The hunt for gravitational waves is one of the greatest adventures of modern physics. Worldwide, hundreds of scientists using cutting-edge technology are working toward a common goal: to detect gravitational waves, and in a second step, to open up the field of gravitational wave astronomy. For this, they've built two kinds of detectors.

The so-called resonant detectors utilize the action of gravitational waves on a solid body, for instance, a meter-long metal cylinder. Gravitational waves should make such a cylinder vibrate, and under the right conditions, it should be possible to measure these vibrations. Currently, resonant detectors in the US, Italy, Australia and the Netherlands are listening for gravitational waves.

More promising, in the eyes of most researchers, are the so-called interferometric detectors. They contain freely suspended test masses. If a gravitational wave passes by, it should affect laser light going back and forth between the test masses ever so slightly. An example of such a detector is GEO 600 near Hannover in Germany, shown in the following photograph:


GEO 600 von oben
[Image © Harald Lück, Univ. Hannover/AEI]

The test masses are located in the lab hut in the foreground and at the end of each 600-meter-long arm. In the picture, one arm runs straight back to the left, and the other runs to the right. A vacuum system ensures that the laser light can run from test mass to test mass undisturbed.
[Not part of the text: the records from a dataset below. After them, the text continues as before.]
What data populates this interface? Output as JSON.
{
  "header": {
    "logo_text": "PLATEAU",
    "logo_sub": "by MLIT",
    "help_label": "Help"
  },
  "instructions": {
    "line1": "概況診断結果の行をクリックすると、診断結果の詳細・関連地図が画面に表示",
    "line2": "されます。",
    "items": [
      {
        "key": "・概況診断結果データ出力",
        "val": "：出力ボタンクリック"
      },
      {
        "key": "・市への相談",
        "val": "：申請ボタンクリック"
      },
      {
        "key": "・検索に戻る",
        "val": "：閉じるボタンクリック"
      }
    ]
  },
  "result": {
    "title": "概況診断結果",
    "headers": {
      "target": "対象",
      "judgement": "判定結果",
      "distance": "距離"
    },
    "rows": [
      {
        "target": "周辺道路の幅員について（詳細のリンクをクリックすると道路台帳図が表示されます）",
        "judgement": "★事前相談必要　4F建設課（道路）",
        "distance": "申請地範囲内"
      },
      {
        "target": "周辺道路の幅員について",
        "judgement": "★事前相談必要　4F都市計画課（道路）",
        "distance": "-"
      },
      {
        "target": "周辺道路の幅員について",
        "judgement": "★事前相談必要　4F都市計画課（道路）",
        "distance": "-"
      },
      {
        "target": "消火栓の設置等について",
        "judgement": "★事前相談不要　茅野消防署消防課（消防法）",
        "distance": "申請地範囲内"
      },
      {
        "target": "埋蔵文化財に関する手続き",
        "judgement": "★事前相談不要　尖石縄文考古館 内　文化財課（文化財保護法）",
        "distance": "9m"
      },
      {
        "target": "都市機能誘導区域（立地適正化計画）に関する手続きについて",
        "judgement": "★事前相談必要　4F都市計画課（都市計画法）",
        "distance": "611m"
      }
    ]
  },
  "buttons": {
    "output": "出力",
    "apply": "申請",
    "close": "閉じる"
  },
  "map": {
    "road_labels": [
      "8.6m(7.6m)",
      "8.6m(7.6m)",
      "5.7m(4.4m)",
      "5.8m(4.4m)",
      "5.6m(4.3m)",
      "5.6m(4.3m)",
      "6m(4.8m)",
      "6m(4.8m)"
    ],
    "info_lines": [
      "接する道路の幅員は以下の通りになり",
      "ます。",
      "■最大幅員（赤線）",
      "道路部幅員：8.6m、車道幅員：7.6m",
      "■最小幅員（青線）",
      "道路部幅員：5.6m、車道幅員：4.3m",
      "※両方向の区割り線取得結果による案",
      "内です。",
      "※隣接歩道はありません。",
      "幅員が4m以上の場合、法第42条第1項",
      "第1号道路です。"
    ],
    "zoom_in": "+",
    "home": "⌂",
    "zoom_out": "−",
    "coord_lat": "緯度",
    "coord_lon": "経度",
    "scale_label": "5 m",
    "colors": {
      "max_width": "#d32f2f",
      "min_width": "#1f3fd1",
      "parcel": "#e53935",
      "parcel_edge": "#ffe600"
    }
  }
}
Currently, the largest interferometers (with arm-lengths of 4 kilometers each) are part of the Laser Interferometer Gravitational-Wave Observatory LIGO in the US.